There is an increasing level of political and cultural momentum aimed toward the regulation of, or breaking up of Big Tech. Facebook, Amazon, Google, and others are deemed by those on the Left and the Right to be too big, too influential, and thus too dangerous.
Something must be done, the narrative goes, and that something can only be achieved by government force.
We’d argue that it is not Big Tech that is dangerous (they don’t have quite the level of power over us as is imagined); it’s government, and the masses that would animate them to start breaking up free markets ‘for the greater good.’
The disturbing trend is summed up well, here, by Reason‘s Nick Gillespie:
“One of the most remarkable statements ever made by the CEO of a major corporation generated relatively little notice or pushback. But just a couple of weeks ago, there was Tim Cook, the head of Apple, spitting in the eye of the very economy that made his company the highest valued corporation on the planet.
“I am not a big fan of regulation,” Cook told Axios in an interview. “I’m a big believer in the free market. But we have to admit when the free market is not working. And it hasn’t worked here. I think it’s inevitable that there will be some level of regulation… I think the Congress and the administration at some point will pass something.”
Holy hell! Regulation of the tech industry and the larger economy (both of which are already pretty heavily regulated, if we’re being honest) is inevitable? The free market isn’t working? Well, maybe not quite as well as it used to for Apple, which been a little droopy over the past several years in terms of killer new devices and mega-hits. Right around the time Cook was prophesying, Microsoft and Amazon both could lay at least temporary claims to be more valuable. Maybe in that sense the free market isn’t working so great anymore…for Apple. But come on already. Factor in the housing bust from a decade ago, the Great Recession, mall closings, the opioid epidemic, and whatever else you want to, and any semi-serious analysis is going to conclude that over the last few decades, “The living standards of Americans have vastly improved during the past 50 years, with the quality of available consumer products steadily rising even as their prices have steeply fallen.”
And it’s not just Americans, of course. Just a week before it ran its dour interview with Tim Cook, Axios reportedly cheerily that “half the world is now middle class.” The world is becoming more equal, not less. So two cheers for capitalism (for more on how income mobility and broad-based economic gains are the rule and not the exception in America too, go here for starters).
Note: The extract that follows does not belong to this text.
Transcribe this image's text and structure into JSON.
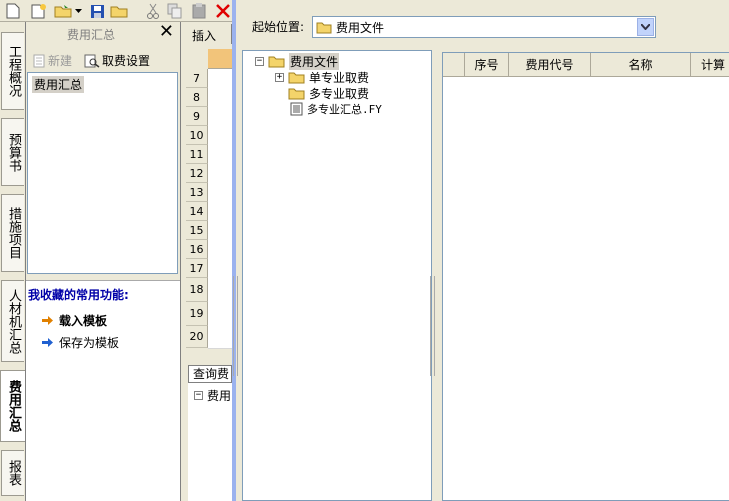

But the facts on the ground—however disputed they might be—are irrelevant when titans of industry, such as Cook, declare that “the free market is not working” and that regulation is “inevitable.” His opinion carries more weight than yours or mine. And he’s not alone. […]”